A rebellion on the Democratic left was also seen off. Its leader, Senator Elizabeth Warren of Massachusetts, vocally opposed a provision in the spending bill which, at Wall Street's behest, weakens a part of the Dodd-Frank financial-reform law that forces banks to shift some derivatives away from government safety nets. Like Mr Cruz, Ms Warren has a talent for reducing complex policy to stirring battle-cries, calling the spending bill—an unlovely collection of gifts to special interests, with goodies for Democrats and Republicans, but few big policy shifts—“a vote for future taxpayer bail-outs of Wall Street” which, if repeated, might leave America with “no financial regulations at all”.
Other Democrats saw a larger interest in taking the best deal they could get, in the last days before Republicans assume control of both the House and the Senate in the new year.
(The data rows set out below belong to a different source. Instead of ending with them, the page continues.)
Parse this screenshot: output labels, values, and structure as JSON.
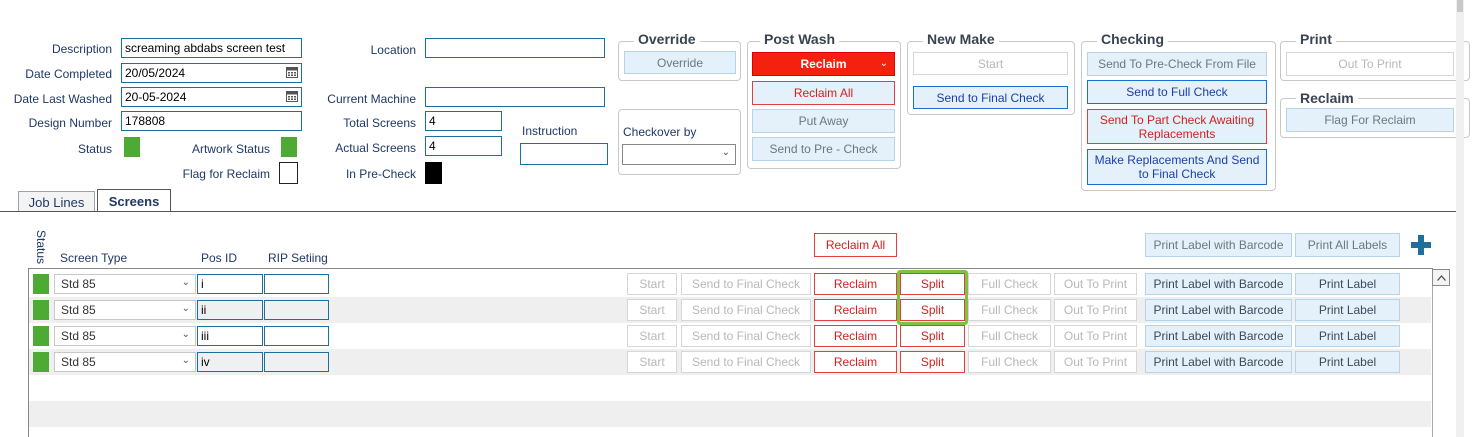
{
  "form": {
    "description_label": "Description",
    "description_value": "screaming abdabs screen test",
    "date_completed_label": "Date Completed",
    "date_completed_value": "20/05/2024",
    "date_last_washed_label": "Date Last Washed",
    "date_last_washed_value": "20-05-2024",
    "design_number_label": "Design Number",
    "design_number_value": "178808",
    "status_label": "Status",
    "artwork_status_label": "Artwork Status",
    "flag_for_reclaim_label": "Flag for Reclaim",
    "location_label": "Location",
    "location_value": "",
    "current_machine_label": "Current Machine",
    "current_machine_value": "",
    "total_screens_label": "Total Screens",
    "total_screens_value": "4",
    "actual_screens_label": "Actual Screens",
    "actual_screens_value": "4",
    "in_precheck_label": "In Pre-Check",
    "instruction_label": "Instruction",
    "instruction_value": "",
    "checkover_label": "Checkover by",
    "checkover_value": ""
  },
  "override": {
    "title": "Override",
    "button": "Override"
  },
  "post_wash": {
    "title": "Post Wash",
    "dropdown": "Reclaim",
    "reclaim_all": "Reclaim All",
    "put_away": "Put Away",
    "send_precheck": "Send to Pre - Check"
  },
  "new_make": {
    "title": "New Make",
    "start": "Start",
    "send_final": "Send to Final Check"
  },
  "checking": {
    "title": "Checking",
    "send_precheck_file": "Send To Pre-Check From File",
    "send_full": "Send to Full Check",
    "send_part": "Send To Part Check Awaiting Replacements",
    "make_replacements": "Make Replacements And Send to Final Check"
  },
  "print": {
    "title": "Print",
    "out_to_print": "Out To Print"
  },
  "reclaim": {
    "title": "Reclaim",
    "flag": "Flag For Reclaim"
  },
  "tabs": [
    {
      "label": "Job Lines",
      "active": false
    },
    {
      "label": "Screens",
      "active": true
    }
  ],
  "grid": {
    "status_header": "Status",
    "screen_type_header": "Screen Type",
    "pos_id_header": "Pos ID",
    "rip_header": "RIP Setiing",
    "reclaim_all": "Reclaim All",
    "print_label_barcode": "Print Label with Barcode",
    "print_all_labels": "Print All Labels",
    "row_buttons": {
      "start": "Start",
      "send_final": "Send to Final Check",
      "reclaim": "Reclaim",
      "split": "Split",
      "full_check": "Full Check",
      "out_to_print": "Out To Print",
      "print_label_barcode": "Print Label with Barcode",
      "print_label": "Print Label"
    },
    "rows": [
      {
        "screen_type": "Std 85",
        "pos_id": "i",
        "rip": ""
      },
      {
        "screen_type": "Std 85",
        "pos_id": "ii",
        "rip": ""
      },
      {
        "screen_type": "Std 85",
        "pos_id": "iii",
        "rip": ""
      },
      {
        "screen_type": "Std 85",
        "pos_id": "iv",
        "rip": ""
      }
    ]
  },
  "colors": {
    "status_green": "#4caa35",
    "accent_red": "#f5210f",
    "add_button": "#1e6f9a",
    "highlight": "#7dc242"
  }
}
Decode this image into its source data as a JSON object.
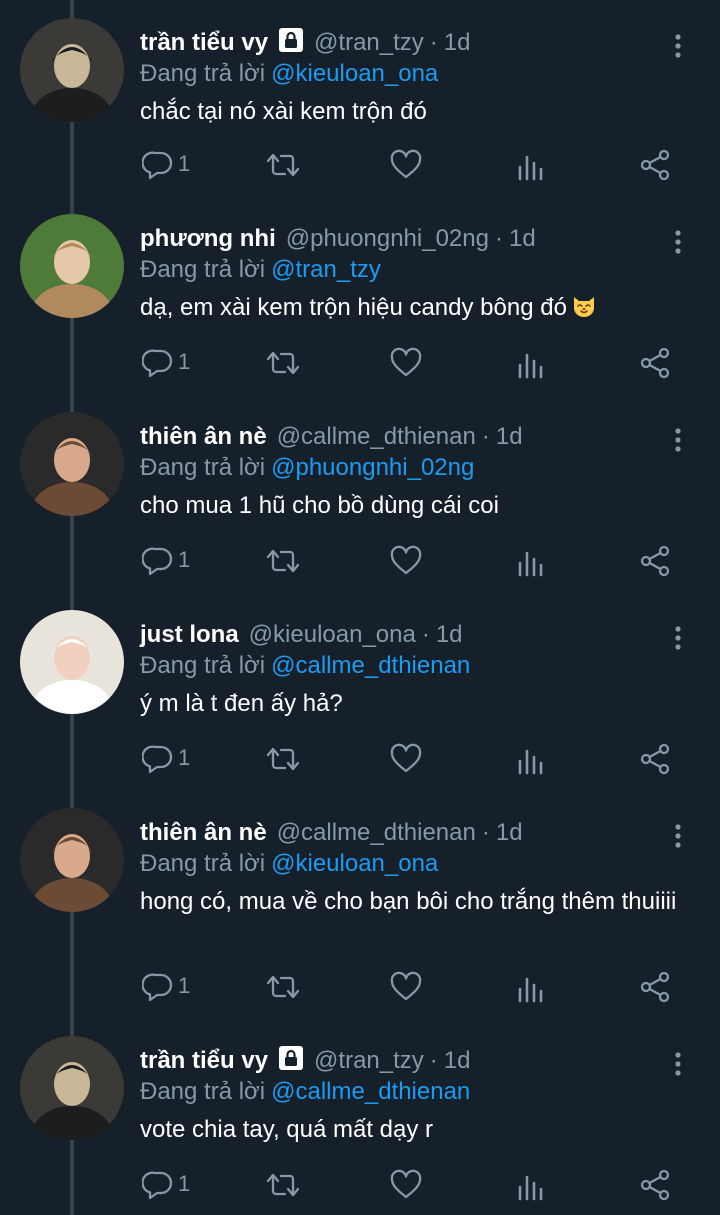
{
  "colors": {
    "background": "#15202b",
    "secondary_text": "#8899a6",
    "mention": "#1d9bf0",
    "thread_line": "#38444d"
  },
  "replying_prefix": "Đang trả lời",
  "tweets": [
    {
      "name": "trần tiểu vy",
      "locked": true,
      "handle": "@tran_tzy",
      "time": "1d",
      "replying_to": "@kieuloan_ona",
      "text": "chắc tại nó xài kem trộn đó",
      "text_emoji": "",
      "reply_count": "1"
    },
    {
      "name": "phương nhi",
      "locked": false,
      "handle": "@phuongnhi_02ng",
      "time": "1d",
      "replying_to": "@tran_tzy",
      "text": "dạ, em xài kem trộn hiệu candy bông đó",
      "text_emoji": "cat-face-emoji",
      "reply_count": "1"
    },
    {
      "name": "thiên ân nè",
      "locked": false,
      "handle": "@callme_dthienan",
      "time": "1d",
      "replying_to": "@phuongnhi_02ng",
      "text": "cho mua 1 hũ cho bồ dùng cái coi",
      "text_emoji": "",
      "reply_count": "1"
    },
    {
      "name": "just lona",
      "locked": false,
      "handle": "@kieuloan_ona",
      "time": "1d",
      "replying_to": "@callme_dthienan",
      "text": "ý m là t đen ấy hả?",
      "text_emoji": "",
      "reply_count": "1"
    },
    {
      "name": "thiên ân nè",
      "locked": false,
      "handle": "@callme_dthienan",
      "time": "1d",
      "replying_to": "@kieuloan_ona",
      "text": "hong có, mua về cho bạn bôi cho trắng thêm thuiiii",
      "text_emoji": "",
      "reply_count": "1"
    },
    {
      "name": "trần tiểu vy",
      "locked": true,
      "handle": "@tran_tzy",
      "time": "1d",
      "replying_to": "@callme_dthienan",
      "text": "vote chia tay, quá mất dạy r",
      "text_emoji": "",
      "reply_count": "1"
    }
  ]
}
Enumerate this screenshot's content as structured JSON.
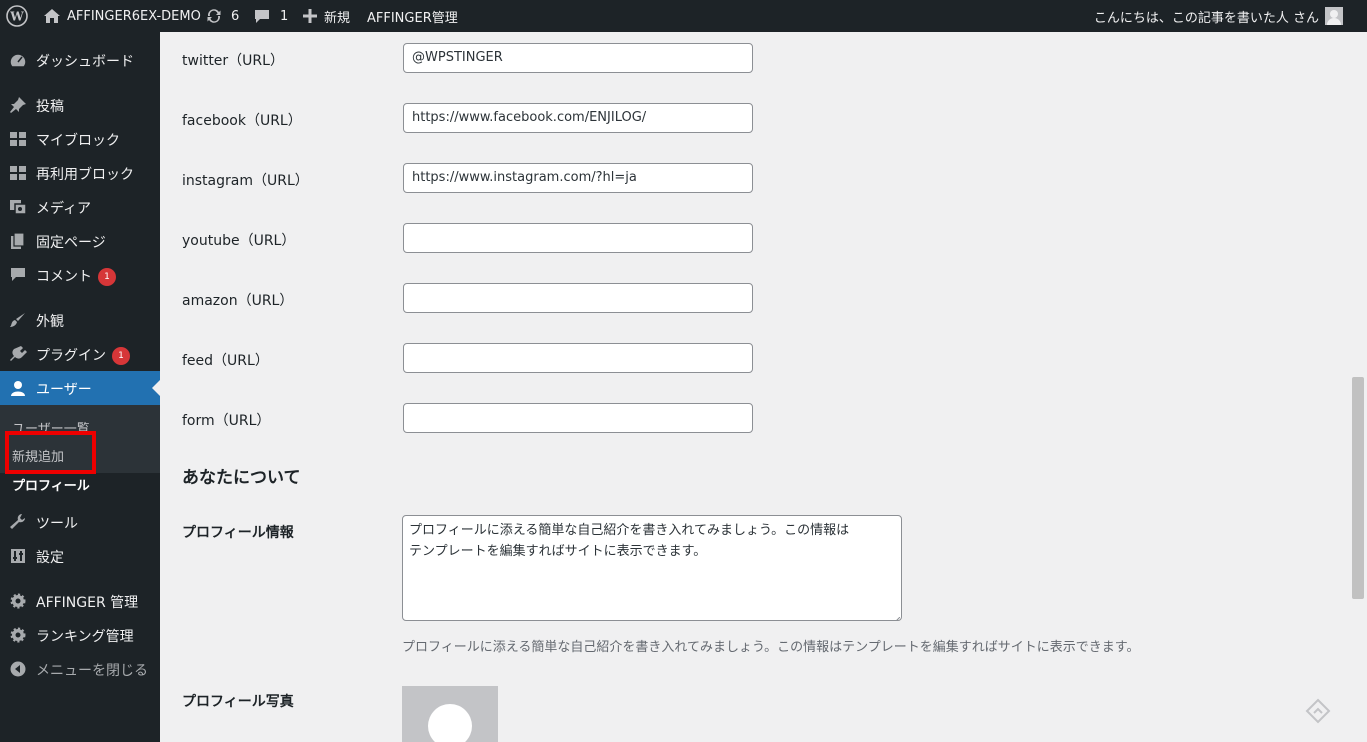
{
  "adminbar": {
    "site_name": "AFFINGER6EX-DEMO",
    "updates_count": "6",
    "comments_count": "1",
    "new_label": "新規",
    "affinger_label": "AFFINGER管理",
    "greeting": "こんにちは、この記事を書いた人 さん"
  },
  "sidebar": {
    "items": [
      {
        "label": "ダッシュボード",
        "icon": "dashboard-icon"
      },
      {
        "label": "投稿",
        "icon": "pin-icon"
      },
      {
        "label": "マイブロック",
        "icon": "grid-icon"
      },
      {
        "label": "再利用ブロック",
        "icon": "grid-icon"
      },
      {
        "label": "メディア",
        "icon": "media-icon"
      },
      {
        "label": "固定ページ",
        "icon": "page-icon"
      },
      {
        "label": "コメント",
        "icon": "comment-icon",
        "badge": "1"
      },
      {
        "label": "外観",
        "icon": "brush-icon"
      },
      {
        "label": "プラグイン",
        "icon": "plugin-icon",
        "badge": "1"
      },
      {
        "label": "ユーザー",
        "icon": "user-icon"
      },
      {
        "label": "ツール",
        "icon": "wrench-icon"
      },
      {
        "label": "設定",
        "icon": "settings-icon"
      },
      {
        "label": "AFFINGER 管理",
        "icon": "gear-icon"
      },
      {
        "label": "ランキング管理",
        "icon": "gear-icon"
      },
      {
        "label": "メニューを閉じる",
        "icon": "collapse-icon"
      }
    ],
    "submenu": {
      "user_list": "ユーザー一覧",
      "add_new": "新規追加",
      "profile": "プロフィール"
    }
  },
  "form": {
    "twitter_label": "twitter（URL）",
    "twitter_value": "@WPSTINGER",
    "facebook_label": "facebook（URL）",
    "facebook_value": "https://www.facebook.com/ENJILOG/",
    "instagram_label": "instagram（URL）",
    "instagram_value": "https://www.instagram.com/?hl=ja",
    "youtube_label": "youtube（URL）",
    "youtube_value": "",
    "amazon_label": "amazon（URL）",
    "amazon_value": "",
    "feed_label": "feed（URL）",
    "feed_value": "",
    "form_label": "form（URL）",
    "form_value": "",
    "about_title": "あなたについて",
    "bio_label": "プロフィール情報",
    "bio_line1": "プロフィールに添える簡単な自己紹介を書き入れてみましょう。この情報は",
    "bio_line2": "テンプレートを編集すればサイトに表示できます。",
    "bio_description": "プロフィールに添える簡単な自己紹介を書き入れてみましょう。この情報はテンプレートを編集すればサイトに表示できます。",
    "photo_label": "プロフィール写真"
  },
  "colors": {
    "adminbar_bg": "#1d2327",
    "accent": "#2271b1",
    "badge": "#d63638",
    "highlight": "#ee0000"
  }
}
During their Saturday session such pragmatic Democrats joined a bipartisan group of senators singing carols around a piano just off the Senate floor, and crooning “I'll Be Home for Christmas”.
Alas, the signs are that powerful forces in both parties saw the spending deal as a momentary, tactical ceasefire. Detached observers may see American democracy as increasingly locked in a 50-50 stalemate, in which Democrats dominate urban areas and enjoy a slight majority among the overall population, while Republicans have the edge among those citizens (notably older, whiter and richer folk) who reliably vote. Both parties may have fought each other to a draw in a technological arms race, perfecting gerrymandering, data-mining, and voter-targeting tools which allow core supporters to be fired up and turned out to vote with unprecedented efficiency. But—like massed armies in 1914—partisans still dream that sweeping victories are within grasp.
One more heave, and on to victory
Many on the right think that Republicans have a simple mandate once they fully control Congress: to thwart Mr Obama on every front until a proper conservative takes the White House in 2016 (two-thirds of Republicans told a recent Pew Research Centre poll that their party leaders should “stand up” to Mr Obama, even if less gets done in Washington as a result). Many on the left are sure that a majority of Americans loathe Wall Street and believe that the middle classes have been stiffed, giving a fiery economic populist like Ms Warren a clear path to power (on December 13th more than 300 former Obama campaign staff signed a letter calling on the Massachusetts senator to run for president).
In short, too many partisans on left and right look at an unhappy electorate and see woes that can be harnessed to bring them victory without the need to compromise. It is a relief that America's government was not shut down this Christmas. But do not mistake a lull in combat for lasting peace.